Baumgarten chimed in, suggesting she did not sound like an American.
“A lot of Americans might take offense to that. You’re an American. You don’t sound like an American,” Baumgarten told her.
“That’s cause I’ve read,” Katebi said, which we can only describe in one way: mic drop. “It’s really important that we look beyond these really simple narratives that we’re told, whether it’s about Muslim women, whether it’s about the legacy of this country …”
The conversation shifted to discuss an upcoming fashion show Katebi had in the works, and then ended abruptly.
After the incident, Katebi took to her website to share her reaction the fact that Potash brought up weapons during a discussion about fashion. “So hindsight is 20/20, and I honestly should have just stopped him right there and questioned why he thought it was okay to make this ridiculous comment and pose it as a question. (I think I was too excited to answer the question than question his premises),” she wrote, explaining how she’s often cornered into discussing Iranian politics.
She then said being told she didn’t sound American was a double standard. “Are they saying that Americans must not question their government, must see the world in black and white, and chose simplicity over nuanced understandings? In that case, you all are doing it right,” she added. “But furthermore, what an incredibly loaded statement to say to a visibly Muslim woman on live TV, pushing every stereotype of 'other,' 'foreign,' and 'incompatible with America' that Muslims are so systematically characterized as—and therefore used as justification to commit violence against, both here and abroad.

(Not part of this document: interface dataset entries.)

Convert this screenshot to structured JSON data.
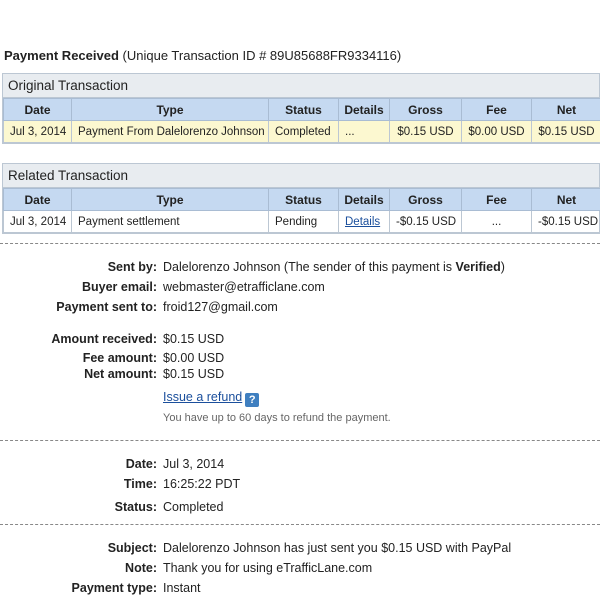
{
  "header": {
    "title_bold": "Payment Received",
    "title_rest": " (Unique Transaction ID # 89U85688FR9334116)"
  },
  "original": {
    "title": "Original Transaction",
    "columns": [
      "Date",
      "Type",
      "Status",
      "Details",
      "Gross",
      "Fee",
      "Net"
    ],
    "row": {
      "date": "Jul 3, 2014",
      "type": "Payment From Dalelorenzo Johnson",
      "status": "Completed",
      "details": "...",
      "gross": "$0.15 USD",
      "fee": "$0.00 USD",
      "net": "$0.15 USD"
    }
  },
  "related": {
    "title": "Related Transaction",
    "columns": [
      "Date",
      "Type",
      "Status",
      "Details",
      "Gross",
      "Fee",
      "Net"
    ],
    "row": {
      "date": "Jul 3, 2014",
      "type": "Payment settlement",
      "status": "Pending",
      "details": "Details",
      "gross": "-$0.15 USD",
      "fee": "...",
      "net": "-$0.15 USD"
    }
  },
  "info": {
    "sent_by_label": "Sent by:",
    "sent_by_name": "Dalelorenzo Johnson",
    "sent_by_note_pre": " (The sender of this payment is ",
    "sent_by_note_bold": "Verified",
    "sent_by_note_post": ")",
    "buyer_email_label": "Buyer email:",
    "buyer_email": "webmaster@etrafficlane.com",
    "sent_to_label": "Payment sent to:",
    "sent_to": "froid127@gmail.com",
    "amount_label": "Amount received:",
    "amount": "$0.15 USD",
    "fee_label": "Fee amount:",
    "fee": "$0.00 USD",
    "net_label": "Net amount:",
    "net": "$0.15 USD",
    "refund_link": "Issue a refund",
    "refund_help": "?",
    "refund_note": "You have up to 60 days to refund the payment.",
    "date_label": "Date:",
    "date": "Jul 3, 2014",
    "time_label": "Time:",
    "time": "16:25:22 PDT",
    "status_label": "Status:",
    "status": "Completed",
    "subject_label": "Subject:",
    "subject": "Dalelorenzo Johnson has just sent you $0.15 USD with PayPal",
    "note_label": "Note:",
    "note": "Thank you for using eTrafficLane.com",
    "payment_type_label": "Payment type:",
    "payment_type": "Instant"
  }
}
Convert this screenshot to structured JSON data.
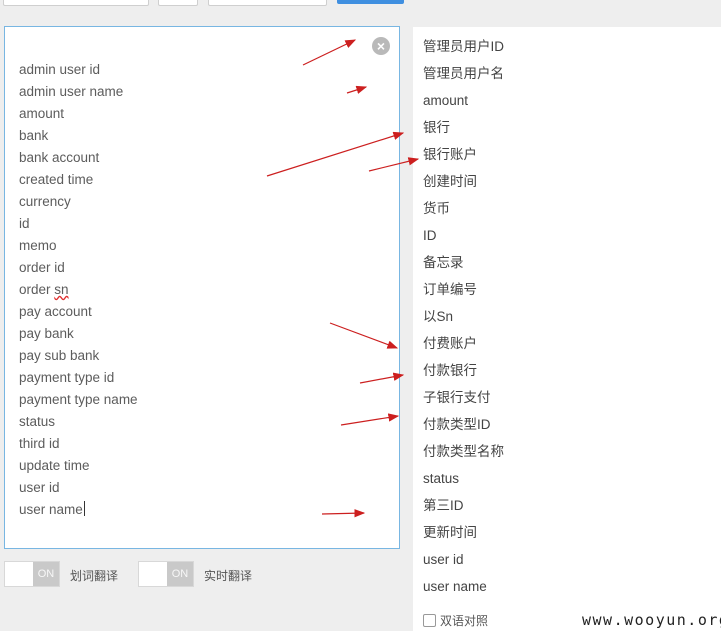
{
  "source": {
    "items": [
      "admin user id",
      "admin user name",
      "amount",
      "bank",
      "bank account",
      "created time",
      "currency",
      "id",
      "memo",
      "order id",
      "order ",
      "sn",
      "pay account",
      "pay bank",
      "pay sub bank",
      "payment type id",
      "payment type name",
      "status",
      "third id",
      "update time",
      "user id",
      "user name"
    ],
    "clear_icon": "×"
  },
  "toggles": [
    {
      "state": "ON",
      "label": "划词翻译"
    },
    {
      "state": "ON",
      "label": "实时翻译"
    }
  ],
  "results": [
    "管理员用户ID",
    "管理员用户名",
    "amount",
    "银行",
    "银行账户",
    "创建时间",
    "货币",
    "ID",
    "备忘录",
    "订单编号",
    "以Sn",
    "付费账户",
    "付款银行",
    "子银行支付",
    "付款类型ID",
    "付款类型名称",
    "status",
    "第三ID",
    "更新时间",
    "user id",
    "user name"
  ],
  "bilingual_label": "双语对照",
  "watermark": "www.wooyun.org",
  "colors": {
    "arrow": "#cc1f1f",
    "panel_border": "#78b6e2",
    "button": "#3f8fe0"
  }
}
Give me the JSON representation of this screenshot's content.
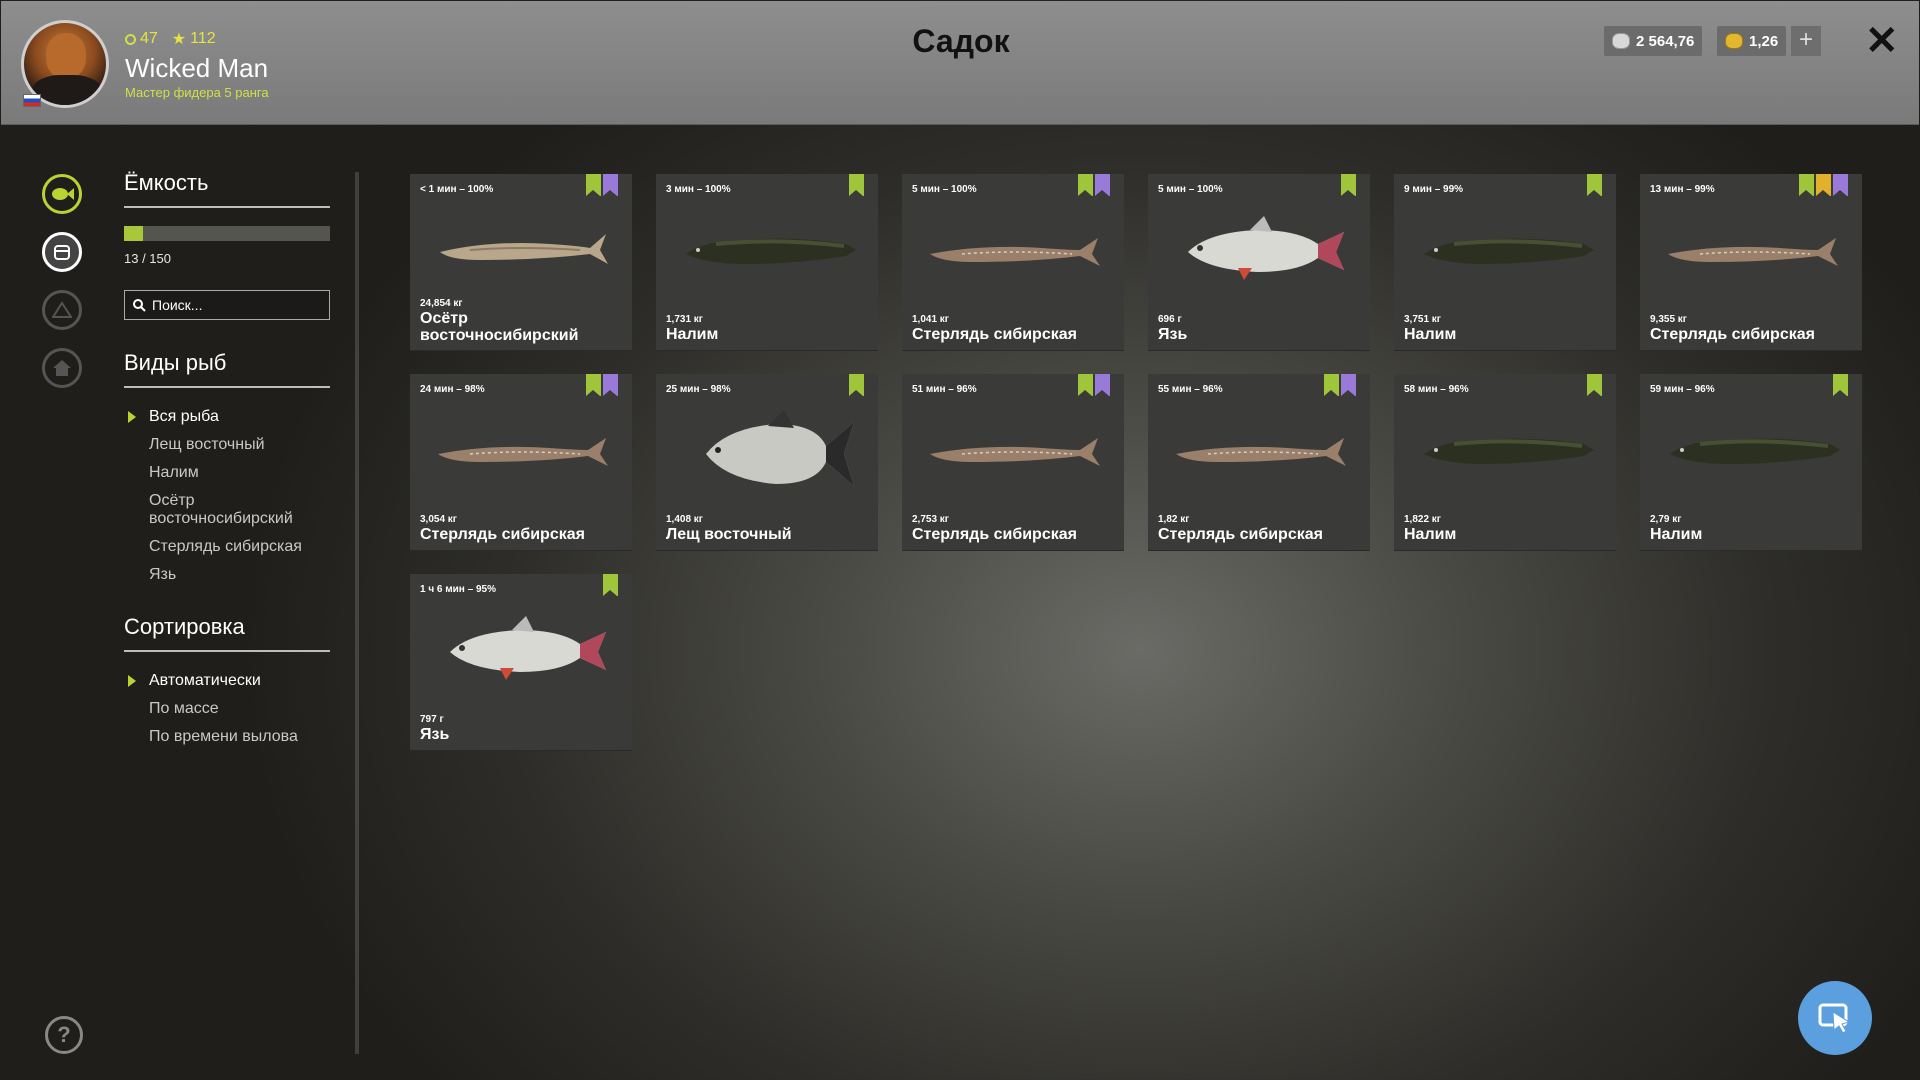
{
  "header": {
    "title": "Садок",
    "player": {
      "level": "47",
      "stars": "112",
      "name": "Wicked Man",
      "rank": "Мастер фидера 5 ранга"
    },
    "silver": "2 564,76",
    "gold": "1,26",
    "add_label": "+",
    "close_label": "✕"
  },
  "sidebar": {
    "capacity_title": "Ёмкость",
    "capacity_used": 13,
    "capacity_max": 150,
    "capacity_text": "13 / 150",
    "search_placeholder": "Поиск...",
    "species_title": "Виды рыб",
    "species": [
      "Вся рыба",
      "Лещ восточный",
      "Налим",
      "Осётр восточносибирский",
      "Стерлядь сибирская",
      "Язь"
    ],
    "sort_title": "Сортировка",
    "sort_options": [
      "Автоматически",
      "По массе",
      "По времени вылова"
    ],
    "help_label": "?"
  },
  "fish": [
    {
      "time": "< 1 мин – 100%",
      "weight": "24,854 кг",
      "name": "Осётр восточносибирский",
      "tags": [
        "green",
        "violet"
      ],
      "kind": "sturgeon"
    },
    {
      "time": "3 мин – 100%",
      "weight": "1,731 кг",
      "name": "Налим",
      "tags": [
        "green"
      ],
      "kind": "burbot"
    },
    {
      "time": "5 мин – 100%",
      "weight": "1,041 кг",
      "name": "Стерлядь сибирская",
      "tags": [
        "green",
        "violet"
      ],
      "kind": "sterlet"
    },
    {
      "time": "5 мин – 100%",
      "weight": "696 г",
      "name": "Язь",
      "tags": [
        "green"
      ],
      "kind": "ide"
    },
    {
      "time": "9 мин – 99%",
      "weight": "3,751 кг",
      "name": "Налим",
      "tags": [
        "green"
      ],
      "kind": "burbot"
    },
    {
      "time": "13 мин – 99%",
      "weight": "9,355 кг",
      "name": "Стерлядь сибирская",
      "tags": [
        "green",
        "gold",
        "violet"
      ],
      "kind": "sterlet"
    },
    {
      "time": "24 мин – 98%",
      "weight": "3,054 кг",
      "name": "Стерлядь сибирская",
      "tags": [
        "green",
        "violet"
      ],
      "kind": "sterlet"
    },
    {
      "time": "25 мин – 98%",
      "weight": "1,408 кг",
      "name": "Лещ восточный",
      "tags": [
        "green"
      ],
      "kind": "bream"
    },
    {
      "time": "51 мин – 96%",
      "weight": "2,753 кг",
      "name": "Стерлядь сибирская",
      "tags": [
        "green",
        "violet"
      ],
      "kind": "sterlet"
    },
    {
      "time": "55 мин – 96%",
      "weight": "1,82 кг",
      "name": "Стерлядь сибирская",
      "tags": [
        "green",
        "violet"
      ],
      "kind": "sterlet"
    },
    {
      "time": "58 мин – 96%",
      "weight": "1,822 кг",
      "name": "Налим",
      "tags": [
        "green"
      ],
      "kind": "burbot"
    },
    {
      "time": "59 мин – 96%",
      "weight": "2,79 кг",
      "name": "Налим",
      "tags": [
        "green"
      ],
      "kind": "burbot"
    },
    {
      "time": "1 ч 6 мин – 95%",
      "weight": "797 г",
      "name": "Язь",
      "tags": [
        "green"
      ],
      "kind": "ide"
    }
  ]
}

If a white person said the same things as I did I guarantee you their 'American-ness' would not have been questioned.”
On Wednesday, Katebi took to Twitter to first thank those who have supported her stance, and also provide an update in which we learned anchor Robin Baumgarten later apologized to her, to which she replied with a few proposals. “The apology was important, but it’s also important to be able to use this moment as a teaching tool, and prevent it from happening again. Let’s raise the bar,” she wrote.
The response to her initial tweet about the incident was met with much applause.
On Thursday, Katebi offered more details about the apology to InStyle. "This isn't about Hoda vs. WGN. This is really about the normalization of stereotypes that feed into systematic anti-Muslim racism. It really is a larger conversation that needs to be had, and I would be happy to appear on-air with both Larry and Robin and go over the conversation together as an important part of shifting our narratives and mindsets," she told InStyle. "Unfortunately, Larry has not only not made contact since the interview was conducted, and the morning before the conversation was set to happen—this morning—I was called back and told that they have changed their minds and want to go with a different story, one that I would be able to come back on the show. But it would be pre-recorded and edited by them. They told me that they did not trust me."
For Katebi, it was important to react eloquently, and not lose her cool. "People of color, especially women of color, are put under a microscope, and how we react is always policed. I knew that if I showed anything side from casual amusement, that I would have been scrutinized as angry and emotional—labels that are often times placed on women and women of color, especially black women," she added. "Ultimately, I think rage an anger is powerful, righteous, and justified."
"To young women watching this, I deeply love and appreciate the love and support, but this is not about me—this is about resistance, about questioning the stories you're being told, and not being afraid to do something about it," she said in response to any message she was for young women watching her response. "This is about being unafraid in getting up and fighting for your community, and that you're not alone. Don't allow injustice, however small or large, to go unchallenged. We're in this all together, after all!"